An autonomous device designed to help people with respiratory conditions combat mucus has been named the UK national winner of the James Dyson award.
Pleural, created by a team of students from Imperial College and the Royal College of Art in London, administers chest physiotherapy via a silicone cup which is attached to the chest to help mobilise mucus from the lungs.
The team say they hope the device could be used to help people suffering from conditions such as asthma, cystic fibrosis and bronchiectasis.
By winning the national league of the annual engineering awards, Pleural will receive £5,000 as well as progressing to the international stage of the competition.
Rumyana Dancheva, senior design engineer at Dyson and UK national judge for the James Dyson Awards, said: “Pleural targets a real-life problem with a compelling solution, which was well communicated through research, test data and physical prototypes.

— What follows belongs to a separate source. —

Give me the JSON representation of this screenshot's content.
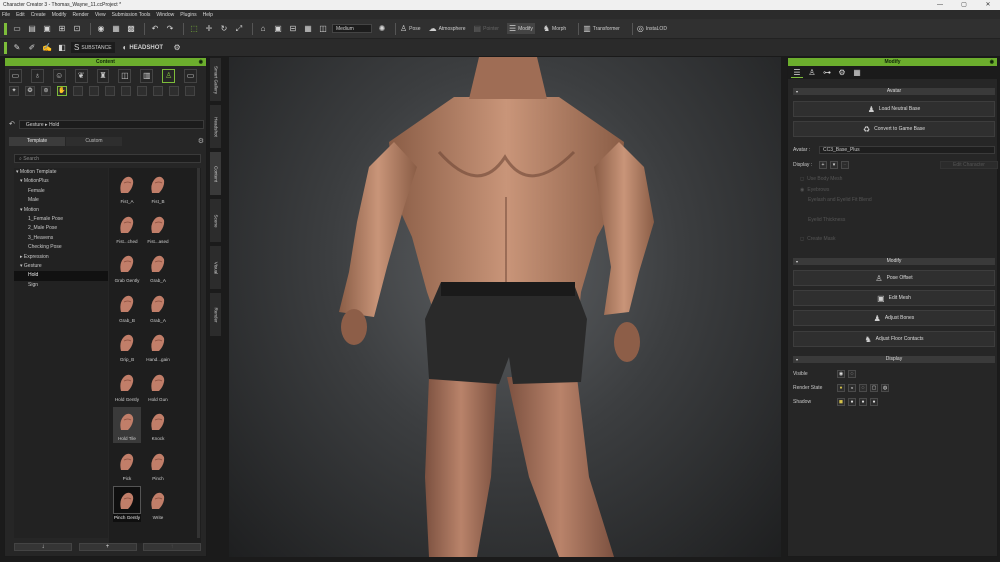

“It was great to see that the development was driven by putting the user in the centre of the design.
“I am pleased that Pleural is this year’s UK national winner and I am very much looking forward to seeing how this project will develop over time.”
Daniel Hale, engineering lead for Pleural, said: “Winning the James Dyson award means that we’ll be able to develop Pleural and take this product to those affected by mucus-related respiratory health conditions, impacting their lives for the better.

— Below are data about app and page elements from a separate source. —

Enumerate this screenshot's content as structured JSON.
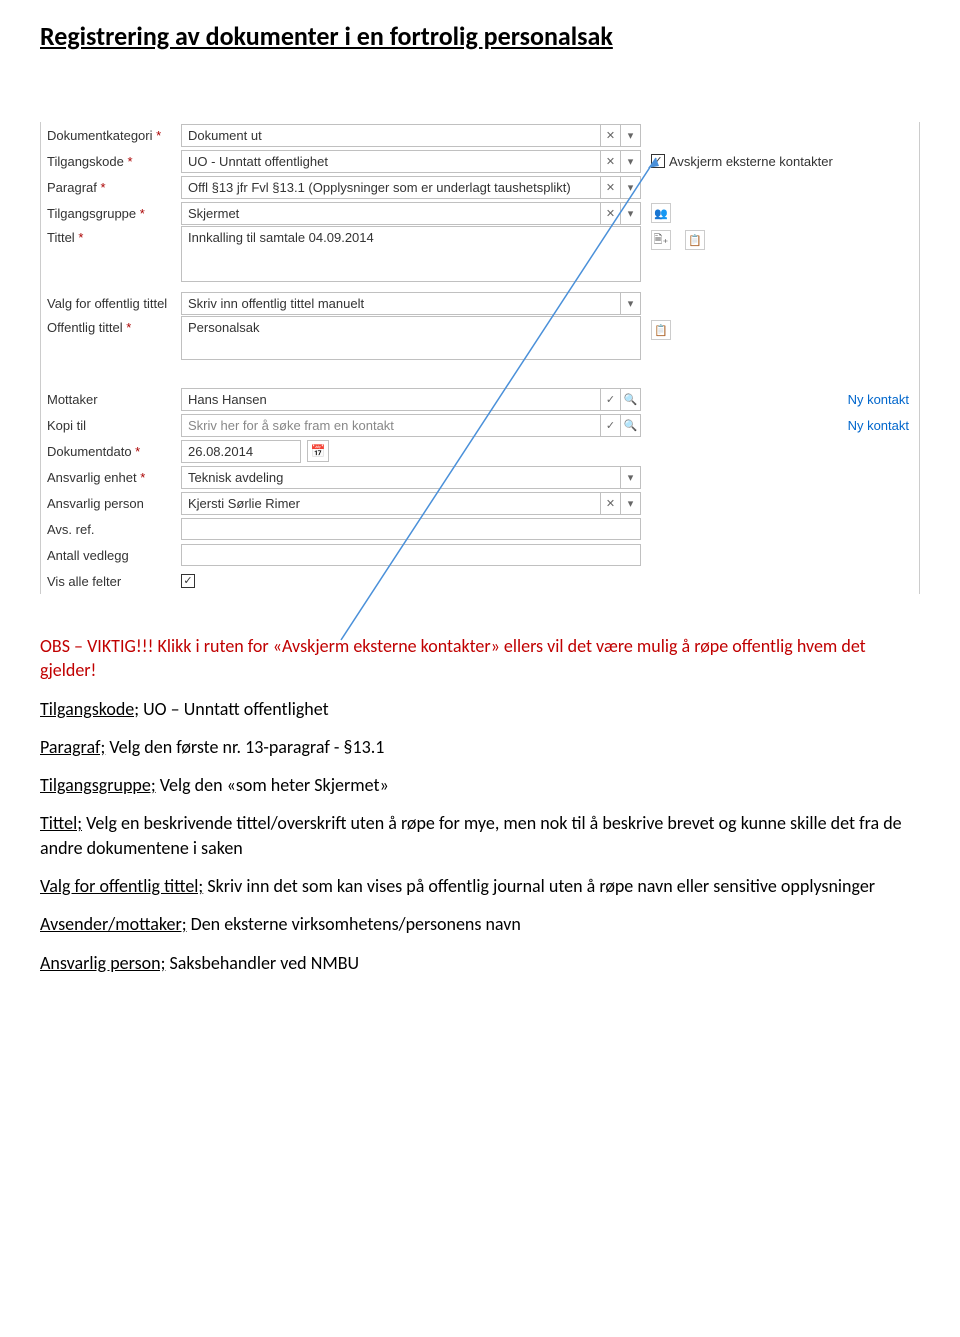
{
  "doc_title": "Registrering av dokumenter i en fortrolig personalsak",
  "form": {
    "labels": {
      "dokumentkategori": "Dokumentkategori",
      "tilgangskode": "Tilgangskode",
      "paragraf": "Paragraf",
      "tilgangsgruppe": "Tilgangsgruppe",
      "tittel": "Tittel",
      "valg_off_tittel": "Valg for offentlig tittel",
      "offentlig_tittel": "Offentlig tittel",
      "mottaker": "Mottaker",
      "kopi_til": "Kopi til",
      "dokumentdato": "Dokumentdato",
      "ansvarlig_enhet": "Ansvarlig enhet",
      "ansvarlig_person": "Ansvarlig person",
      "avs_ref": "Avs. ref.",
      "antall_vedlegg": "Antall vedlegg",
      "vis_alle_felter": "Vis alle felter"
    },
    "values": {
      "dokumentkategori": "Dokument ut",
      "tilgangskode": "UO - Unntatt offentlighet",
      "paragraf": "Offl §13 jfr Fvl §13.1 (Opplysninger som er underlagt taushetsplikt)",
      "tilgangsgruppe": "Skjermet",
      "tittel": "Innkalling til samtale 04.09.2014",
      "valg_off_tittel": "Skriv inn offentlig tittel manuelt",
      "offentlig_tittel": "Personalsak",
      "mottaker": "Hans Hansen",
      "kopi_til_ph": "Skriv her for å søke fram en kontakt",
      "dokumentdato": "26.08.2014",
      "ansvarlig_enhet": "Teknisk avdeling",
      "ansvarlig_person": "Kjersti Sørlie Rimer",
      "avs_ref": "",
      "antall_vedlegg": ""
    },
    "avskjerm_label": "Avskjerm eksterne kontakter",
    "ny_kontakt": "Ny kontakt",
    "req_mark": " *",
    "ctl": {
      "x": "✕",
      "down": "▾",
      "check": "✓",
      "search": "🔍"
    }
  },
  "body": {
    "obs1": "OBS – VIKTIG!!!",
    "obs2": " Klikk i ruten for «Avskjerm eksterne kontakter» ellers vil det være mulig å røpe offentlig hvem det gjelder!",
    "tilgangskode_lbl": "Tilgangskode;",
    "tilgangskode_txt": " UO – Unntatt offentlighet",
    "paragraf_lbl": "Paragraf;",
    "paragraf_txt": " Velg den første nr. 13-paragraf - §13.1",
    "tilgangsgruppe_lbl": "Tilgangsgruppe;",
    "tilgangsgruppe_txt": " Velg den «som heter Skjermet»",
    "tittel_lbl": "Tittel;",
    "tittel_txt": " Velg en beskrivende tittel/overskrift uten å røpe for mye, men nok til å beskrive brevet og kunne skille det fra de andre dokumentene i saken",
    "valg_lbl": "Valg for offentlig tittel;",
    "valg_txt": " Skriv inn det som kan vises på offentlig journal uten å røpe navn eller sensitive opplysninger",
    "avsender_lbl": "Avsender/mottaker;",
    "avsender_txt": " Den eksterne virksomhetens/personens navn",
    "ansvarlig_lbl": "Ansvarlig person;",
    "ansvarlig_txt": " Saksbehandler ved NMBU"
  }
}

“The James Dyson Award represents the forefront of innovation to us, particularly in the UK, and has been something we’ve all tracked as long as we’ve been designers.

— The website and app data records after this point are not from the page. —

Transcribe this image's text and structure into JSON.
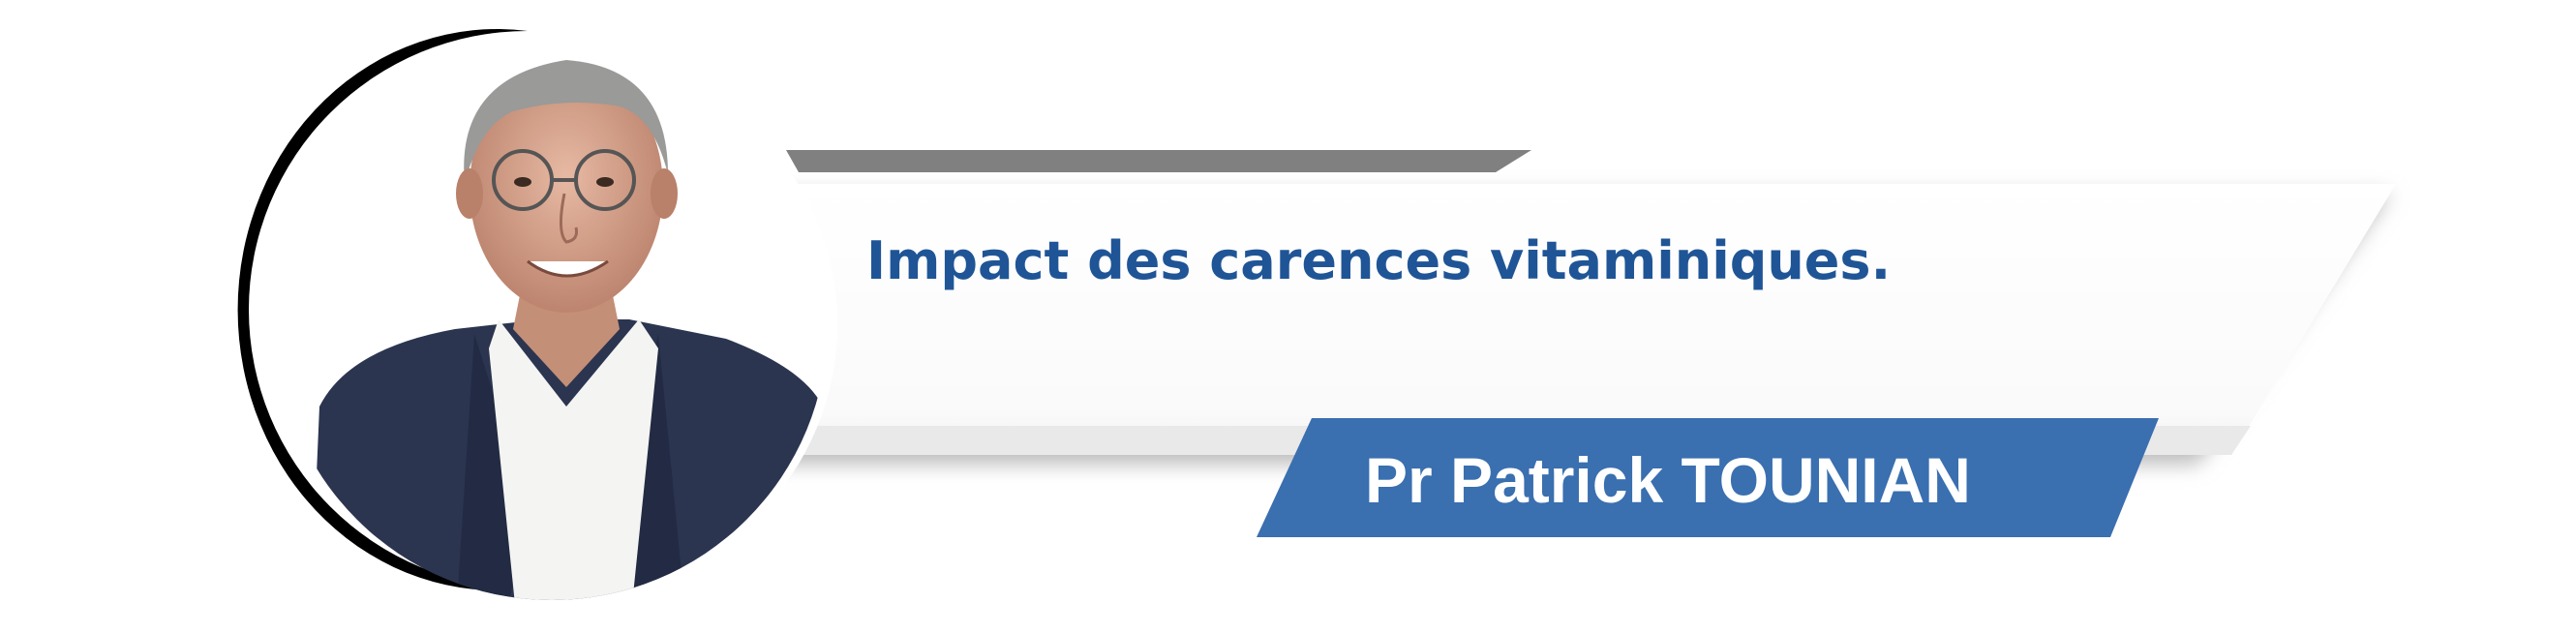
{
  "banner": {
    "title": "Impact des carences vitaminiques.",
    "speaker": "Pr Patrick TOUNIAN"
  },
  "colors": {
    "title_text": "#1f5596",
    "name_plate": "#3a6fb0",
    "top_bar": "#808080",
    "panel_shadow": "#c8c8c8",
    "circle_ring": "#000000"
  },
  "icons": {
    "portrait": "speaker-portrait"
  }
}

“It’s a huge honour that Pleural has been selected as the UK National Winner in 2023 to join many of the proposals we’ve admired over the years, and we look forward to developing Pleural further.”